Jager waved a hand. “Maybe not, but, if he had anything to do with my parents’ deaths, I will find him.”
Jager walked home, just a couple blocks away from Badger’s place, and went inside long enough to grab his go-bag and to retrieve his laptop from his home safe, both of which he deposited at the front door. He checked all the windows and doors, making sure each were locked, then glanced at the stove to make sure everything was off before leaving for a few days.
Grabbing a jacket out of the front closet for the chillier Vail evenings, he picked up his bag and laptop and left.
As Jager drove his second vehicle, a beat-up truck, to the airport to catch any flight heading in the direction of Colorado, his phone went off. He glanced down at the number, smiled when he realized it was Badger and tucked it back into his pocket. Knowing each of these leads brought them closer to the truth, to the serial killer after them—which became more and more dangerous for his friends and their respective new partners—Jager had taken the decision out of their hands as to who should accompany him and had chosen to go on this fact-finding trek alone.
It wasn’t that he had a death wish, and he certainly understood a need for backup, but, right now, he didn’t think that was necessary because he didn’t know anything. His mind was still buzzing with all they’d learned about Mouse, and all they hadn’t learned. A naval investigation had been brought on by Mason looking into Mouse’s deceptive military background. It would send shock waves reverberating through the ranks.
Jager took a left onto the main highway. Already roadside signs for the airport were visible.
What his unit, with or without the navy’s assistance, also needed to do was find the body of the poor man Mouse had replaced. Jager didn’t even want to think about making calls to that family. But it did bring up another very interesting point.
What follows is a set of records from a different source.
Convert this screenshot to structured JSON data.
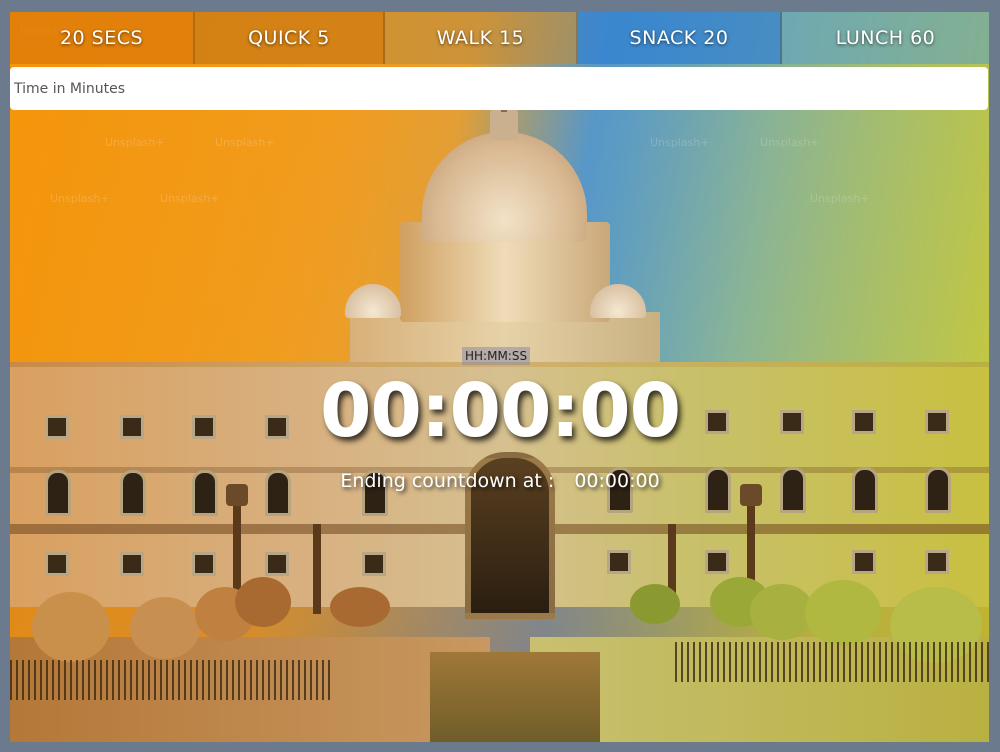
{
  "presets": [
    {
      "label": "20 SECS"
    },
    {
      "label": "QUICK 5"
    },
    {
      "label": "WALK 15"
    },
    {
      "label": "SNACK 20"
    },
    {
      "label": "LUNCH 60"
    }
  ],
  "input": {
    "placeholder": "Time in Minutes",
    "value": ""
  },
  "timer": {
    "format_label": "HH:MM:SS",
    "display": "00:00:00",
    "ending_label": "Ending countdown at :",
    "ending_time": "00:00:00"
  },
  "background": {
    "description_icon": "government-building-photo",
    "watermark": "Unsplash+"
  }
}
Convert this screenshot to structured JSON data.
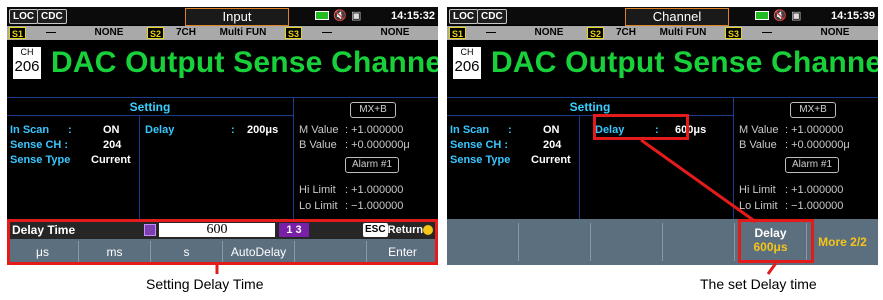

Did this man who Mouse replaced have a family?
Regardless, it was hard to imagine someone stealing another man’s identity.
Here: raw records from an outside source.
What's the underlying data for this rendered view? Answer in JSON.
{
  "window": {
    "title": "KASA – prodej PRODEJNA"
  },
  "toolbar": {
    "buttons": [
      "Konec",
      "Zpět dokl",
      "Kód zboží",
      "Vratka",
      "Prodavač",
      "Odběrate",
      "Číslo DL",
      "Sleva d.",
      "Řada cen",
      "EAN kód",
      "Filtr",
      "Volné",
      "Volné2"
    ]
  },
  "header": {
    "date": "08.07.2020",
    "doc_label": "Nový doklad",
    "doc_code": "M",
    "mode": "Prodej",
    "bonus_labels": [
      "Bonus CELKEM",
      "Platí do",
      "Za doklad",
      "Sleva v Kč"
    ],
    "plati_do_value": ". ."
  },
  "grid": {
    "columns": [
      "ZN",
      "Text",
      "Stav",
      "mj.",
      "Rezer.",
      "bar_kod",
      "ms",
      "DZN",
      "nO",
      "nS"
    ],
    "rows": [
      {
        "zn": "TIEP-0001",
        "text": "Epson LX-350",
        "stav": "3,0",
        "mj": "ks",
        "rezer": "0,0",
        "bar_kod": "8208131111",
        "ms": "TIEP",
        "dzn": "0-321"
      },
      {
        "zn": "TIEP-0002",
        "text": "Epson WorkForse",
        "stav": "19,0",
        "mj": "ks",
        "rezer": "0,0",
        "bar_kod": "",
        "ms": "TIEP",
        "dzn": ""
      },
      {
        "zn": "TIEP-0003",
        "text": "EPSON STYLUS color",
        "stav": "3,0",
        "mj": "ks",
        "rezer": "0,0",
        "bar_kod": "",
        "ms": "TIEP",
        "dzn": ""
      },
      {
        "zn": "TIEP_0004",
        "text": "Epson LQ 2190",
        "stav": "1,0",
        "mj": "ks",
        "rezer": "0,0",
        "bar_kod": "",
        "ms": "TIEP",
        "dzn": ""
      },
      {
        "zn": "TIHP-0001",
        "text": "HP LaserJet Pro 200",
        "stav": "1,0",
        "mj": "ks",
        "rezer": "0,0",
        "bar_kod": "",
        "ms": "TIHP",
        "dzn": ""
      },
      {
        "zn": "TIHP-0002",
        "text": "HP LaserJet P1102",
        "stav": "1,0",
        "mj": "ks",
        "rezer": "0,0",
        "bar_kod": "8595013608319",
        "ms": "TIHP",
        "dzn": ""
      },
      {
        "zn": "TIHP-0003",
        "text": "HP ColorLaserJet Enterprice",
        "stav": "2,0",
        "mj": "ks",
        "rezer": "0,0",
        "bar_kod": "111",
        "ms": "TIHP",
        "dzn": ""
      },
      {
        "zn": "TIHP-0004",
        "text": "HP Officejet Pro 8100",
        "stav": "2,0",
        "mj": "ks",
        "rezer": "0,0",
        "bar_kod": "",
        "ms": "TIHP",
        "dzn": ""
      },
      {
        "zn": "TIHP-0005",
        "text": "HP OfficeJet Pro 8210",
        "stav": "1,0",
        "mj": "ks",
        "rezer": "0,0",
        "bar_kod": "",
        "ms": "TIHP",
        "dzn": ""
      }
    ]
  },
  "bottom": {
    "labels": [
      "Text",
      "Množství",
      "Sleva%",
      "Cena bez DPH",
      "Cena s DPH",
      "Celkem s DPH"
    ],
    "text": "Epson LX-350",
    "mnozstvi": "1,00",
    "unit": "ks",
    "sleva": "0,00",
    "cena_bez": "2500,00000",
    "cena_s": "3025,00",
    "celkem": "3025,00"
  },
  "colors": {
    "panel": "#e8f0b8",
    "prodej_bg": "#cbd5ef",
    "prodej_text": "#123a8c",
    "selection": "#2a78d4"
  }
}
Besides, no one in Badger’s SEALs team had known Mouse or the real Ryan Hanson prior to Mouse’s assignment to their unit. Presumably Mouse had had the same general physical features as his victim or had cosmetic surgery to make the transition. But, since Mouse, in his Ryan Hanson role, was a new recruit to Coronado base, his anonymity had worked for him. Mouse could step into Ryan’s shoes easily.
Jager stayed right as the main highway broke into two spurs.
It didn’t help Jager understand how Mouse had pulled off the water thing when he was scared to even walk by water. That one really bothered Jager because the water element was such a major aspect of their SEALs world. The last year of their unit’s missions—the only year that included Mouse—had varied from hostage rescues to taking out terrorists on the watch list to scout or recon missions. They’d skydived and conducted over-the-beach landings and had landed via small rubber craft. On one mission the takedown had been on the high seas. Their unit had chased down a ship in their own high-speed boats and had boarded it at night. Mouse had been with them all the way. And he’d been in the water—occasionally. But, when they’d been focusing on swimming two miles every day to build up endurance, something they had done on a regular basis when stationed close to water, Mouse had been on a firearms training upgrade.